- The following lightly toasted in a skillet, cooled and ground to a fine powder: 1 large piece cinnamon, 1 tspn coriander seeds, 1/2 tspn methi/fenugreek seeds, 2 tspns black peppercorn, 3-5 Byadgi or Kashmiri chillies [affiliate links]
- 1/2 tspn haldi/turmeric powder
- 1 oz dark chocolate (85%-unsweetened) cut into small pieces
- 1 tblspn balsamic vinegar
- 1-2 tblspns jaggery/brown sugar
- Water, as needed
- 2-3 tblspns neutral oil like avocado or grapeseed
- Lime quarters
- Place the rinsed beans in your bean pot of choice (clay/stone is best), cover with a few inches of water, add the tez patta and cloves, bring to a boil and hold it there for 10-15 minutes. Lower the heat to a gentle simmer, cover and cook till the beans are done. Check every once in a while to make sure the beans are covered by the water—top up with hot water from a kettle as needed. When the beans are done they should be just poking over the pot liquor in a bean pot that’s quite a bit taller than it is wide.
- While the beans are cooking, prepare the masala as follows in a skillet:
- Heat the oil over medium heat and when it shimmers add the cumin seeds.
- When the cumin seeds split add the onion and salt, lower the heat to medium-low and saute, stirring often for 15 minutes or so or till the onions are softened and browned nicely around the edges.
- Add the pounded ginger and garlic, mix in and saute for another minute.
- Add the powdered spices and turmeric, mix in and saute for another minute or so.

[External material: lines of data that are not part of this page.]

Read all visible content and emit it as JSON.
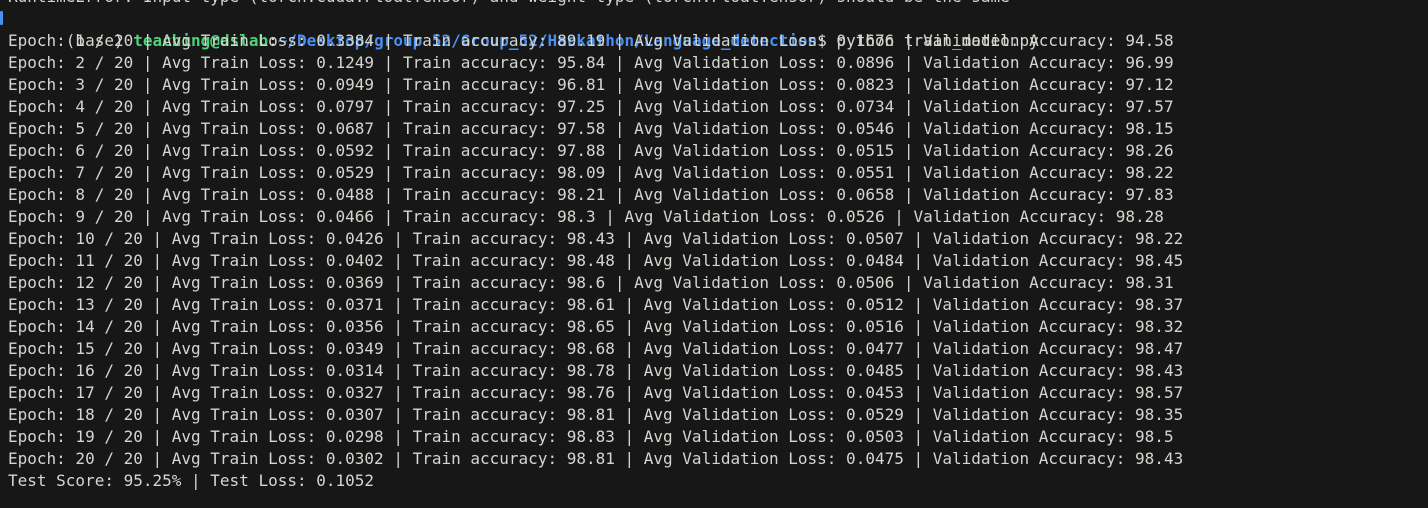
{
  "terminal": {
    "previous_output": "RuntimeError: Input type (torch.cuda.FloatTensor) and weight type (torch.FloatTensor) should be the same",
    "prompt": {
      "env": "(base) ",
      "user_host": "teaching@dslab",
      "colon": ":",
      "path": "~/Desktop/group 52/Group_52/Hackathon/Language_detection",
      "dollar": "$ ",
      "command": "python train_model.py"
    },
    "output_lines": [
      "Epoch: 1 / 20 | Avg Train Loss: 0.3384 | Train accuracy: 89.19 | Avg Validation Loss: 0.1676 | Validation Accuracy: 94.58",
      "Epoch: 2 / 20 | Avg Train Loss: 0.1249 | Train accuracy: 95.84 | Avg Validation Loss: 0.0896 | Validation Accuracy: 96.99",
      "Epoch: 3 / 20 | Avg Train Loss: 0.0949 | Train accuracy: 96.81 | Avg Validation Loss: 0.0823 | Validation Accuracy: 97.12",
      "Epoch: 4 / 20 | Avg Train Loss: 0.0797 | Train accuracy: 97.25 | Avg Validation Loss: 0.0734 | Validation Accuracy: 97.57",
      "Epoch: 5 / 20 | Avg Train Loss: 0.0687 | Train accuracy: 97.58 | Avg Validation Loss: 0.0546 | Validation Accuracy: 98.15",
      "Epoch: 6 / 20 | Avg Train Loss: 0.0592 | Train accuracy: 97.88 | Avg Validation Loss: 0.0515 | Validation Accuracy: 98.26",
      "Epoch: 7 / 20 | Avg Train Loss: 0.0529 | Train accuracy: 98.09 | Avg Validation Loss: 0.0551 | Validation Accuracy: 98.22",
      "Epoch: 8 / 20 | Avg Train Loss: 0.0488 | Train accuracy: 98.21 | Avg Validation Loss: 0.0658 | Validation Accuracy: 97.83",
      "Epoch: 9 / 20 | Avg Train Loss: 0.0466 | Train accuracy: 98.3 | Avg Validation Loss: 0.0526 | Validation Accuracy: 98.28",
      "Epoch: 10 / 20 | Avg Train Loss: 0.0426 | Train accuracy: 98.43 | Avg Validation Loss: 0.0507 | Validation Accuracy: 98.22",
      "Epoch: 11 / 20 | Avg Train Loss: 0.0402 | Train accuracy: 98.48 | Avg Validation Loss: 0.0484 | Validation Accuracy: 98.45",
      "Epoch: 12 / 20 | Avg Train Loss: 0.0369 | Train accuracy: 98.6 | Avg Validation Loss: 0.0506 | Validation Accuracy: 98.31",
      "Epoch: 13 / 20 | Avg Train Loss: 0.0371 | Train accuracy: 98.61 | Avg Validation Loss: 0.0512 | Validation Accuracy: 98.37",
      "Epoch: 14 / 20 | Avg Train Loss: 0.0356 | Train accuracy: 98.65 | Avg Validation Loss: 0.0516 | Validation Accuracy: 98.32",
      "Epoch: 15 / 20 | Avg Train Loss: 0.0349 | Train accuracy: 98.68 | Avg Validation Loss: 0.0477 | Validation Accuracy: 98.47",
      "Epoch: 16 / 20 | Avg Train Loss: 0.0314 | Train accuracy: 98.78 | Avg Validation Loss: 0.0485 | Validation Accuracy: 98.43",
      "Epoch: 17 / 20 | Avg Train Loss: 0.0327 | Train accuracy: 98.76 | Avg Validation Loss: 0.0453 | Validation Accuracy: 98.57",
      "Epoch: 18 / 20 | Avg Train Loss: 0.0307 | Train accuracy: 98.81 | Avg Validation Loss: 0.0529 | Validation Accuracy: 98.35",
      "Epoch: 19 / 20 | Avg Train Loss: 0.0298 | Train accuracy: 98.83 | Avg Validation Loss: 0.0503 | Validation Accuracy: 98.5",
      "Epoch: 20 / 20 | Avg Train Loss: 0.0302 | Train accuracy: 98.81 | Avg Validation Loss: 0.0475 | Validation Accuracy: 98.43",
      "Test Score: 95.25% | Test Loss: 0.1052"
    ],
    "colors": {
      "background": "#171717",
      "foreground": "#d3d7cf",
      "user_host": "#4fd07a",
      "path": "#4b8ff0"
    }
  }
}
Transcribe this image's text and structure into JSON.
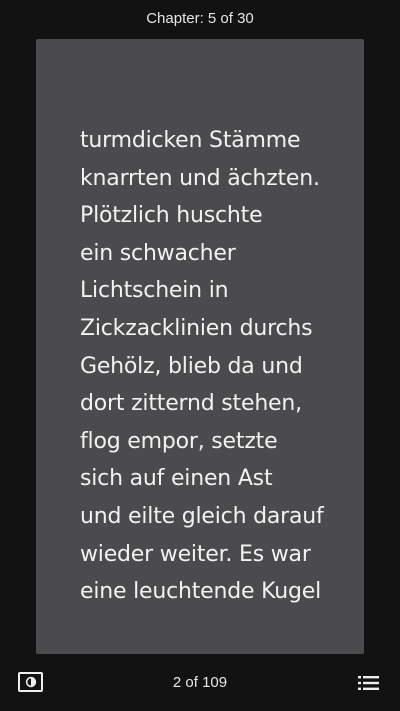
{
  "header": {
    "chapter_label": "Chapter: 5 of 30"
  },
  "page": {
    "lines": [
      "turmdicken Stämme",
      "knarrten und ächzten.",
      "Plötzlich huschte",
      "ein schwacher",
      "Lichtschein in",
      "Zickzacklinien durchs",
      "Gehölz, blieb da und",
      "dort zitternd stehen,",
      "flog empor, setzte",
      "sich auf einen Ast",
      "und eilte gleich darauf",
      "wieder weiter. Es war",
      "eine leuchtende Kugel"
    ]
  },
  "footer": {
    "page_counter": "2 of 109",
    "theme_icon": "brightness-contrast-icon",
    "toc_icon": "list-menu-icon"
  },
  "colors": {
    "background": "#131213",
    "page": "#4b4a4c",
    "text": "#f2f2f2"
  }
}
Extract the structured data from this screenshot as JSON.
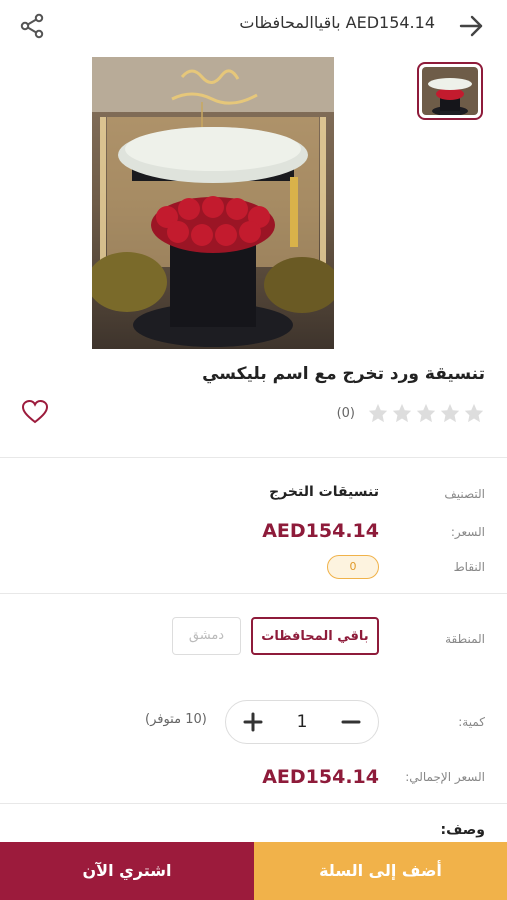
{
  "header": {
    "title": "باقياالمحافظات AED154.14",
    "share_icon": "share-icon",
    "back_icon": "arrow-right-icon"
  },
  "product": {
    "name": "تنسيقة ورد تخرج مع اسم بليكسي",
    "rating_stars_filled": 0,
    "rating_stars_total": 5,
    "rating_count": "(0)",
    "favorite_icon": "heart-icon"
  },
  "details": {
    "category_label": "التصنيف",
    "category_value": "تنسيقات التخرج",
    "price_label": "السعر:",
    "price_value": "AED154.14",
    "points_label": "النقاط",
    "points_value": "0",
    "region_label": "المنطقة",
    "region_options": [
      "باقي المحافظات",
      "دمشق"
    ],
    "region_selected": "باقي المحافظات",
    "quantity_label": "كمية:",
    "quantity_value": "1",
    "availability": "(10 متوفر)",
    "total_label": "السعر الإجمالي:",
    "total_value": "AED154.14",
    "description_label": "وصف:"
  },
  "actions": {
    "buy_now": "اشتري الآن",
    "add_to_cart": "أضف إلى السلة"
  },
  "colors": {
    "brand": "#9c1b3c",
    "accent": "#f1b24a",
    "star_empty": "#dddddd"
  }
}
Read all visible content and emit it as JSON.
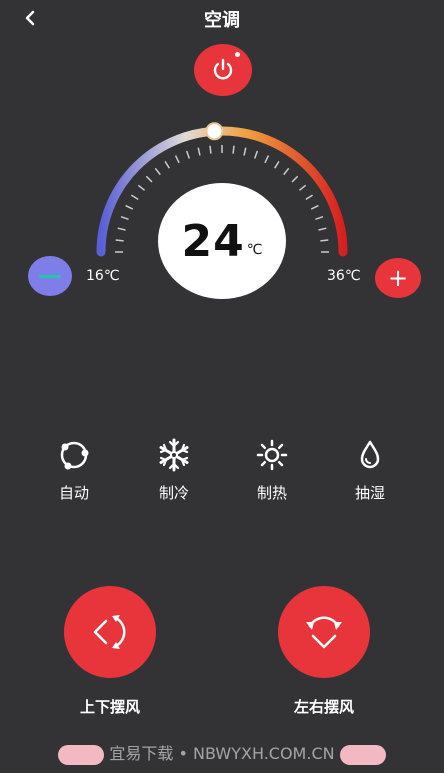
{
  "header": {
    "title": "空调"
  },
  "temperature": {
    "value": "24",
    "unit": "℃",
    "current": 24,
    "min": 16,
    "max": 36
  },
  "range": {
    "min_label": "16℃",
    "max_label": "36℃"
  },
  "modes": [
    {
      "label": "自动",
      "icon": "auto-cycle-icon"
    },
    {
      "label": "制冷",
      "icon": "snowflake-icon"
    },
    {
      "label": "制热",
      "icon": "sun-icon"
    },
    {
      "label": "抽湿",
      "icon": "water-drop-icon"
    }
  ],
  "swing": {
    "vertical_label": "上下摆风",
    "horizontal_label": "左右摆风"
  },
  "watermark": {
    "text": "宜易下载 • NBWYXH.COM.CN"
  },
  "colors": {
    "background": "#333335",
    "accent_red": "#e8343b",
    "minus_purple": "#7f7ee8",
    "arc_cool": "#5a5fd6",
    "arc_warm": "#f0a040",
    "arc_hot": "#d62020"
  }
}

- Add the chocolate, mix until it is completely melted, taking care that it doesn’t stick.
- Add the vinegar and jaggery, mix in and saute till you have a dark brown sludge in the skillet. Hold till the beans are ready.
- When the beans are yielding to the tooth but not yet completely cooked add a couple of ladles of the bean liquor to the skillet to loosen it up and pour the lot in with the beans.
- Simmer, covered, till the beans are completely done.
- Serve with lime wedges with steamed rice or chapatis/flour tortillas
- Resist the temptation to make this very hot. It is not meant to be hot. Byadgi and Kashmiri chillies are mild. If you don’t have any, use a milder Mexican chile such as ancho.
- I’ve made this with 85% chocolate and with 100% chocolate. It’s very good both ways but depending on how bitter your chocolate is you may need to taste and adjust the amount of jaggery/brown sugar you use.
- You can also choose to add more vinegar—maybe as much as one more tblspn. Just taste as you go to get a sense of what the balance of bitter, sour, sweet and earthy flavours is.
- If you don’t finish this at one meal you’ll find the vinegar gives it a slightly “pickled” flavour as it sits in the fridge. If you were to use tamarind rather than balsamic vinegar as your souring agent this would be even more pronounced.
- No matter how much vinegar you use in making the masala make sure to squeeze some lime juice before you eat. It’s good without but the lime juice really sets it off. I prefer not to add any other garnish but you could of course add a bit of chopped dhania/cilantro, radish and/or red onion.